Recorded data
= = =

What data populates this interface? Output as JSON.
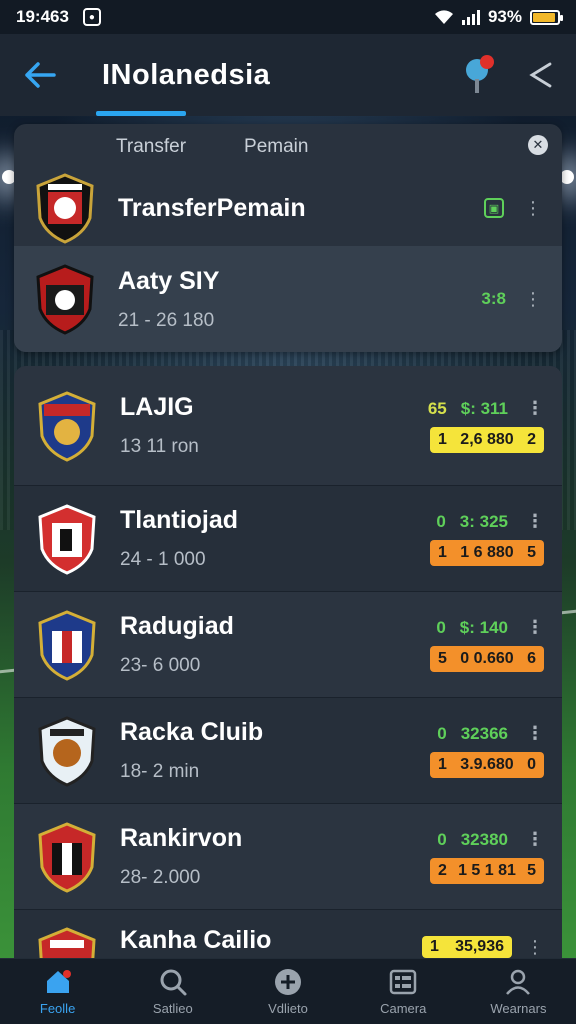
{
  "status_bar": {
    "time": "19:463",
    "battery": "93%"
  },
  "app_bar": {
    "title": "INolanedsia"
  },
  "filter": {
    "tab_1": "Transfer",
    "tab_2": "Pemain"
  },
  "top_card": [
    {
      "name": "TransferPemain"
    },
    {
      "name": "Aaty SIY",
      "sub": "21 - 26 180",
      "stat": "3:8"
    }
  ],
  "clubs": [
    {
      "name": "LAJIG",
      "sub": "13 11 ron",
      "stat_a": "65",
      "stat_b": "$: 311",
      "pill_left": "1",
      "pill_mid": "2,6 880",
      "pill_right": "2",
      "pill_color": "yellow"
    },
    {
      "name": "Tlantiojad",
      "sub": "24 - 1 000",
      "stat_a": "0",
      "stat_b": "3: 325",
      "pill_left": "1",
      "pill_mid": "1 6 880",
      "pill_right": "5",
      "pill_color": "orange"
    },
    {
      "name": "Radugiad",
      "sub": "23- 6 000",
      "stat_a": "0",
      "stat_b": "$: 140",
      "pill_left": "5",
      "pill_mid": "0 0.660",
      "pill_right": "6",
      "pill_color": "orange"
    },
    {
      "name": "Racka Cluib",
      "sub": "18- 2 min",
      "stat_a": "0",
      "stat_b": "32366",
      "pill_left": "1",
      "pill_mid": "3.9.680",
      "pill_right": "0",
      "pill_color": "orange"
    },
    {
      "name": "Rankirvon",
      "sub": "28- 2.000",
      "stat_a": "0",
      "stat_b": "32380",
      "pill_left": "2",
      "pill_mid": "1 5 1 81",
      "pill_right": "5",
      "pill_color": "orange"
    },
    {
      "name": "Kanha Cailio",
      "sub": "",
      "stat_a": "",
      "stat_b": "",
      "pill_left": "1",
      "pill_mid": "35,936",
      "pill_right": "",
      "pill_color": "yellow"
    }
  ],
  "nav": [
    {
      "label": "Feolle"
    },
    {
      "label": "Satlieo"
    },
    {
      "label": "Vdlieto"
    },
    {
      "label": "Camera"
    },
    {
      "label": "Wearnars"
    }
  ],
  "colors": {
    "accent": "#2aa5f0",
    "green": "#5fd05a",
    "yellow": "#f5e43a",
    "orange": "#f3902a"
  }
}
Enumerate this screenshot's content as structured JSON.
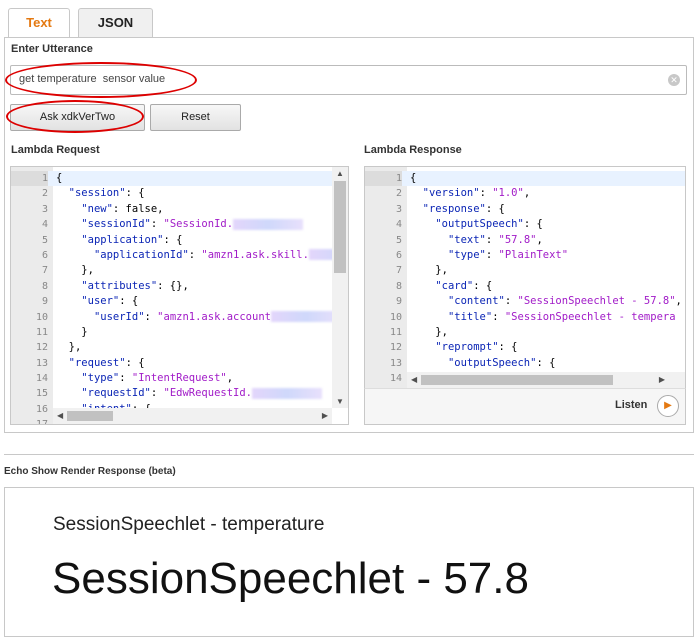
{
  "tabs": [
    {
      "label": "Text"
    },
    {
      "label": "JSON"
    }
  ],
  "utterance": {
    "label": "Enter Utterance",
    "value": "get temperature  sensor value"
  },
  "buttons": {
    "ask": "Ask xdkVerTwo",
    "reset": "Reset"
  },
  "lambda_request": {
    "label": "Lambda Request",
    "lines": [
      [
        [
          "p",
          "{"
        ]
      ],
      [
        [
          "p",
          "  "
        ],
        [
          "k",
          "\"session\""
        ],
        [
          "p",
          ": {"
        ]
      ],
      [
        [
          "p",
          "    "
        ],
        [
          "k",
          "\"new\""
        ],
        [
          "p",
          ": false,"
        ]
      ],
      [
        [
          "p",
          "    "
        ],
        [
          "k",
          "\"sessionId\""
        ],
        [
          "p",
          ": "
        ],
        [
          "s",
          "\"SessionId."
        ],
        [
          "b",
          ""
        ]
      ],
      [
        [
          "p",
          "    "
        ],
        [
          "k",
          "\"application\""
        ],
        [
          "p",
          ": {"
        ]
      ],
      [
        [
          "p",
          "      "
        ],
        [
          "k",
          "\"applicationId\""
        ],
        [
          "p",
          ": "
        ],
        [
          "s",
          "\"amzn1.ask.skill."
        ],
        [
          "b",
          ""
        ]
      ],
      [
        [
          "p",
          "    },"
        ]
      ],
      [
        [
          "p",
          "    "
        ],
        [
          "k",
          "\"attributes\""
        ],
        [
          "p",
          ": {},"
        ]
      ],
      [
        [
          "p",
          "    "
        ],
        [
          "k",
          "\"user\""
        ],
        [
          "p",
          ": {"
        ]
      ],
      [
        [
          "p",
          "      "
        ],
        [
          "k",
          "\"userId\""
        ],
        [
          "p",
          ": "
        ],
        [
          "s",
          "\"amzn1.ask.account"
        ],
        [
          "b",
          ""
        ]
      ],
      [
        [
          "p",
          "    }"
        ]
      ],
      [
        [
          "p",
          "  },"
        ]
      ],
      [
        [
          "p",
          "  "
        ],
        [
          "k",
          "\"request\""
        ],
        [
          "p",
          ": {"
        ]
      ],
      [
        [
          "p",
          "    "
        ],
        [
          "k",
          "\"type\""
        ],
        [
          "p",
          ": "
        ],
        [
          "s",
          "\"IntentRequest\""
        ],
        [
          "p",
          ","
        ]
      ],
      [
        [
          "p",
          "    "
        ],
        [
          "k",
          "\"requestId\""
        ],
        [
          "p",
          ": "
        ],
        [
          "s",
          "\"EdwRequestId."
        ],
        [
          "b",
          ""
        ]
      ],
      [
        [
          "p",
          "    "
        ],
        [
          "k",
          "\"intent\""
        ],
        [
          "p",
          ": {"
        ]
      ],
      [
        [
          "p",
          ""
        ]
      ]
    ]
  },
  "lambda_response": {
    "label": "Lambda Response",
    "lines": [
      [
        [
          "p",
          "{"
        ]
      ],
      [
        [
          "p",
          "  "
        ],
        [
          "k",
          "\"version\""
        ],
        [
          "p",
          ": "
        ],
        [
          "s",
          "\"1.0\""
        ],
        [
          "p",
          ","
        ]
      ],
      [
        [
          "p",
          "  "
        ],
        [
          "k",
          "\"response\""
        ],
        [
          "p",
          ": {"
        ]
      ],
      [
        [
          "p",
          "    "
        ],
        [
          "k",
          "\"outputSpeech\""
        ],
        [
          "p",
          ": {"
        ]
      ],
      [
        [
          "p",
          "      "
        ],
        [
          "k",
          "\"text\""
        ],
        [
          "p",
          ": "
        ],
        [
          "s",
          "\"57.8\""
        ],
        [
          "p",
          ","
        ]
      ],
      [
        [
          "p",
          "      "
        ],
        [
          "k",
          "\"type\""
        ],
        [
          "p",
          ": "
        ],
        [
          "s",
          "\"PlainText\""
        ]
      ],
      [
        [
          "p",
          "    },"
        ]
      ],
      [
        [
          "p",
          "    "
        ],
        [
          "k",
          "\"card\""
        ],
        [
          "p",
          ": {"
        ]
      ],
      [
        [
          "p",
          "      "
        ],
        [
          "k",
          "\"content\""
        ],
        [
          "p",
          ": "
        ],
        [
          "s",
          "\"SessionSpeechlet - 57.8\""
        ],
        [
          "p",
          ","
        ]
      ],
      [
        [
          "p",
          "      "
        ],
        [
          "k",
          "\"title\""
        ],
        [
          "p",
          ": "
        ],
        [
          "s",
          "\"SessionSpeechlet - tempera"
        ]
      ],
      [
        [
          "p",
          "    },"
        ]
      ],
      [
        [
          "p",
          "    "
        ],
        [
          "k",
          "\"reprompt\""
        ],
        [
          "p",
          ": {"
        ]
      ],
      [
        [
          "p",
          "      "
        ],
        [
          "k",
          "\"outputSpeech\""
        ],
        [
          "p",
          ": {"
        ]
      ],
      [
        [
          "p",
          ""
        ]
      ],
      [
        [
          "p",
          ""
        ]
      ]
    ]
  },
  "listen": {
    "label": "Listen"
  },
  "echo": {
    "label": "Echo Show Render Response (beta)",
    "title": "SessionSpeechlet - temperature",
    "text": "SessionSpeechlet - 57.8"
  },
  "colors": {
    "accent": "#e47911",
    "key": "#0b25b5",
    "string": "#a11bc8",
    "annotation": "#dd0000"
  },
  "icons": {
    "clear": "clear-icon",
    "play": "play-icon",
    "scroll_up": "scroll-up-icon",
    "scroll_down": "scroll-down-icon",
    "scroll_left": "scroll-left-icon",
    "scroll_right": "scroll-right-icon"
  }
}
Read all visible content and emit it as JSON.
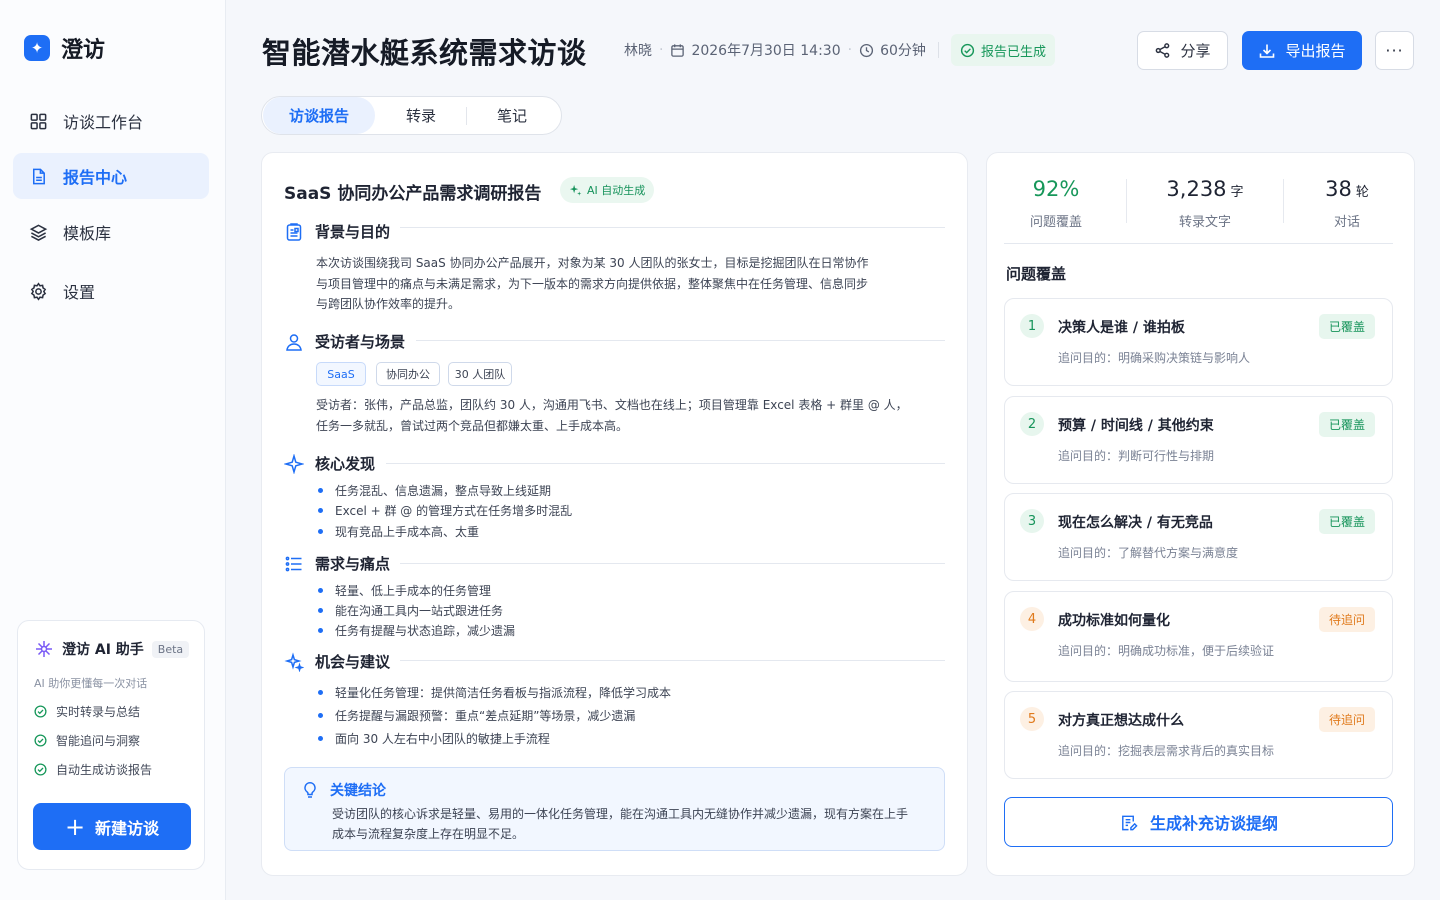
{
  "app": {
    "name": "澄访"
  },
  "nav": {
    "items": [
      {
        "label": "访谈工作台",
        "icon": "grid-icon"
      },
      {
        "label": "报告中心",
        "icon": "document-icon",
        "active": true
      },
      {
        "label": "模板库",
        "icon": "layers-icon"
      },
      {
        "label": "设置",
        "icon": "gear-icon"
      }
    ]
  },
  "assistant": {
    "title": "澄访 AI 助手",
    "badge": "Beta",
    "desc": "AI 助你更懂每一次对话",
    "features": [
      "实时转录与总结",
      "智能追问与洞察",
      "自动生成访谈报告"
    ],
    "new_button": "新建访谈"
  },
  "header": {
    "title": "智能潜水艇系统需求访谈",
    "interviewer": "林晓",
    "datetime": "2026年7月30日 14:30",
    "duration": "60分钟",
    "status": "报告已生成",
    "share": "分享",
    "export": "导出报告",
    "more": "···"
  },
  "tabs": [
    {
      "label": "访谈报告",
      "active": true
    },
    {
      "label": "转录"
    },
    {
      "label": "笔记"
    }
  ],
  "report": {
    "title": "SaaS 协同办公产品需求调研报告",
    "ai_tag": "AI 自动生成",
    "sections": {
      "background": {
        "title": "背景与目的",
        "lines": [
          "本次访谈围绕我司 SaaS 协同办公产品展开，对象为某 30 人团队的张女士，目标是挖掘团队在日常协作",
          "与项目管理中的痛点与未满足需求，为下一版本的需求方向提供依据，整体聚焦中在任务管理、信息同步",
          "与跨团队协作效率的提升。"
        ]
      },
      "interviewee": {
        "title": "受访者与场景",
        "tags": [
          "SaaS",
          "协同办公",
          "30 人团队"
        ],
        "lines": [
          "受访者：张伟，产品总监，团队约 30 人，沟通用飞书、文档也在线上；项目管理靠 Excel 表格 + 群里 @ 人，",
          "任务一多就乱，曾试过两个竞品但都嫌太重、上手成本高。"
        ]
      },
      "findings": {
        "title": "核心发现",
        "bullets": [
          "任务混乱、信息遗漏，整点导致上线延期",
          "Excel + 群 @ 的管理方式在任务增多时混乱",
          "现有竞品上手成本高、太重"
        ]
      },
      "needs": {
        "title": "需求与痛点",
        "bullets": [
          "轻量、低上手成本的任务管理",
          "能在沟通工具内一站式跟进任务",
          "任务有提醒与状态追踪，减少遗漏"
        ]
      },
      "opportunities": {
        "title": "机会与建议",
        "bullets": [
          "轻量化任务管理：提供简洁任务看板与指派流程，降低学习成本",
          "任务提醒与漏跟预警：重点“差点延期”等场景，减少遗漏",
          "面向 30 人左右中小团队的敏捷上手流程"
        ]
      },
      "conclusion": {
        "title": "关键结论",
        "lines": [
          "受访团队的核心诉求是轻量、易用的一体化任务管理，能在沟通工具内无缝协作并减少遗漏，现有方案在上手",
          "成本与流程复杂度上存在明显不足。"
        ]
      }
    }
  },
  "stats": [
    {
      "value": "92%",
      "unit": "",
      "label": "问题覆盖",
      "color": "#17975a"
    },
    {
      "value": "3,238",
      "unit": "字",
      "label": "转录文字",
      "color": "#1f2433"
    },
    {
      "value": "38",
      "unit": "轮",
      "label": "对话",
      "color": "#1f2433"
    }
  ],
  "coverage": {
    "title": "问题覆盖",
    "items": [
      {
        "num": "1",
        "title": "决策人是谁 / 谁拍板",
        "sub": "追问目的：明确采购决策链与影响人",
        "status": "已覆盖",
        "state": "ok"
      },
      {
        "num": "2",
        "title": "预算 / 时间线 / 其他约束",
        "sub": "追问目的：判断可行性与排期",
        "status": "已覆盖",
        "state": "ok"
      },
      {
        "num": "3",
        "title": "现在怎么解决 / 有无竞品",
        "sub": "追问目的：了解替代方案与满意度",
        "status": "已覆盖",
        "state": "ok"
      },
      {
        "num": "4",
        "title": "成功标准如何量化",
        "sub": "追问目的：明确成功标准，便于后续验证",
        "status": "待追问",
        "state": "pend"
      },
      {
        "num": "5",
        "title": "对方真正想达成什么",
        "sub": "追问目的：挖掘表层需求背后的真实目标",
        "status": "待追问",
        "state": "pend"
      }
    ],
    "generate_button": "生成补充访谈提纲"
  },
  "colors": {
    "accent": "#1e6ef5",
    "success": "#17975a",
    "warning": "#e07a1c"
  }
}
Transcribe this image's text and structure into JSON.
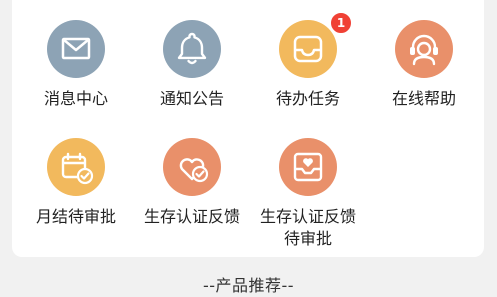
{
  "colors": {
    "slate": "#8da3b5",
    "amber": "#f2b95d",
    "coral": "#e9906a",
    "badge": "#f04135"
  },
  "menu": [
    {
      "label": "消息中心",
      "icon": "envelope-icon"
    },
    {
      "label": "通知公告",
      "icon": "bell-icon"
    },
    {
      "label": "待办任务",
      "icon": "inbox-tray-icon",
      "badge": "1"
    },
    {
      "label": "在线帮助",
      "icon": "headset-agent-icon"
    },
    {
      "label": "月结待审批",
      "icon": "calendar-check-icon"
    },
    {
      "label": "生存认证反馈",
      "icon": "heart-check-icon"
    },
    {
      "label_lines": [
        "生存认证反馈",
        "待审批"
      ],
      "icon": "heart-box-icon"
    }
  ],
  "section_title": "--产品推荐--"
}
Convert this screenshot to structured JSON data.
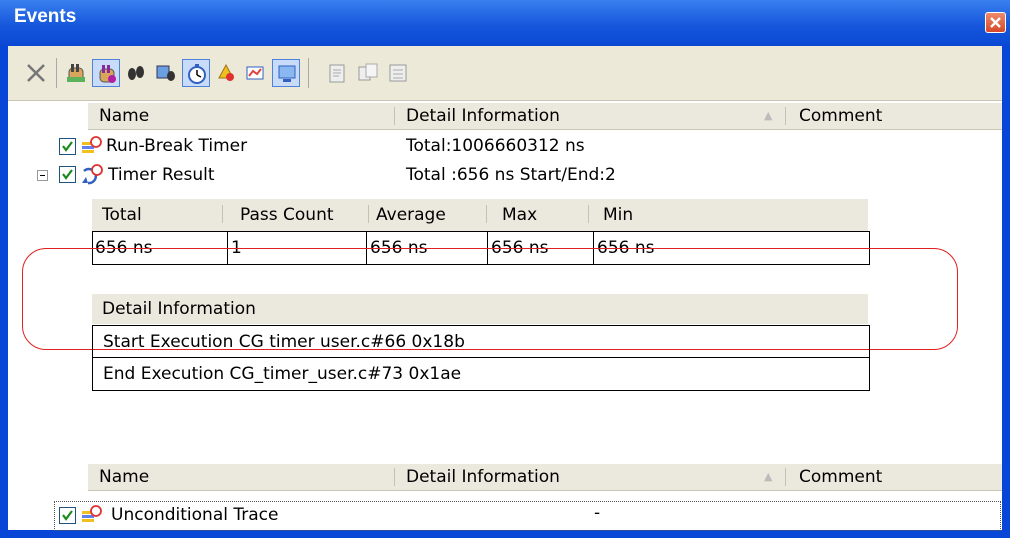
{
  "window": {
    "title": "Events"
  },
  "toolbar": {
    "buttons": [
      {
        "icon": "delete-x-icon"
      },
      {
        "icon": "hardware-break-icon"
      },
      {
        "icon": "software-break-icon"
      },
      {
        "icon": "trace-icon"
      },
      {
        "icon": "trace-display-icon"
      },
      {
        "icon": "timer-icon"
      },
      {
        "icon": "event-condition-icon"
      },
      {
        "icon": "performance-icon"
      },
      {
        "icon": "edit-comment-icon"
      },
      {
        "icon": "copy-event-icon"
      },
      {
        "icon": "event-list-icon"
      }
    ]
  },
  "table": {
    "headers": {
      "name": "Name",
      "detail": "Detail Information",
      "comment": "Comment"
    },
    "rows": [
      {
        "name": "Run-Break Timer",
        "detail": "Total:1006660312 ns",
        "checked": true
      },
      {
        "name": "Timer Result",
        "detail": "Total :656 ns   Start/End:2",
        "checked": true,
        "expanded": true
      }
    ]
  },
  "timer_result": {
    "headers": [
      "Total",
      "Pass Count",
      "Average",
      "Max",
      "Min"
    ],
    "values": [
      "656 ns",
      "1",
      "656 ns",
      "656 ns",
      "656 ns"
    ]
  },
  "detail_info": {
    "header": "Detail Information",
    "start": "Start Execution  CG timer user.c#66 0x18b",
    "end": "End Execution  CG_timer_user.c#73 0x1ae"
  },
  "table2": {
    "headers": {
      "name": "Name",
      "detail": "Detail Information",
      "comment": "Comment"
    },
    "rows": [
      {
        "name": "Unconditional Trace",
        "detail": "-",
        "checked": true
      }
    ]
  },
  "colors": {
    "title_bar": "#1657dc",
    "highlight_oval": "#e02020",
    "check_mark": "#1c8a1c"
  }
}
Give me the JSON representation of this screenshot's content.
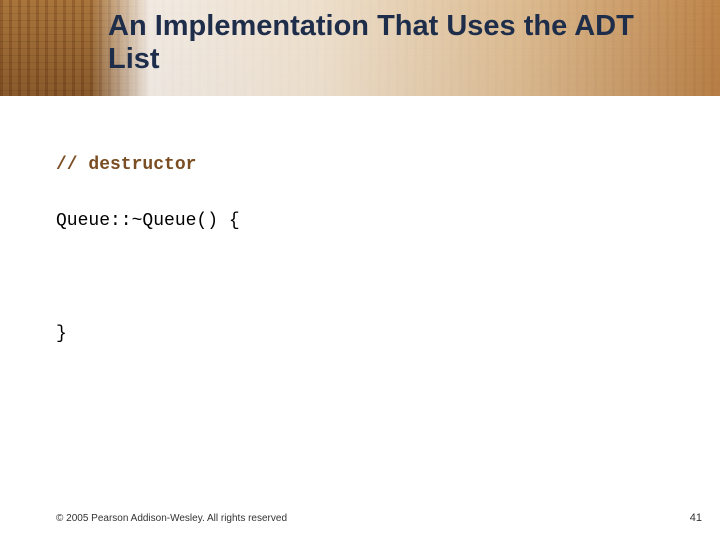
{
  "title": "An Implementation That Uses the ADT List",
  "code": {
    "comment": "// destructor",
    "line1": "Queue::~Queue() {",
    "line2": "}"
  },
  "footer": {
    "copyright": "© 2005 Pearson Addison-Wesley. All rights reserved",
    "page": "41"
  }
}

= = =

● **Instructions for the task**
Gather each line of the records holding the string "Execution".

● **Completed task**
    "start": "Start Execution  CG timer user.c#66 0x18b",
    "end": "End Execution  CG_timer_user.c#73 0x1ae"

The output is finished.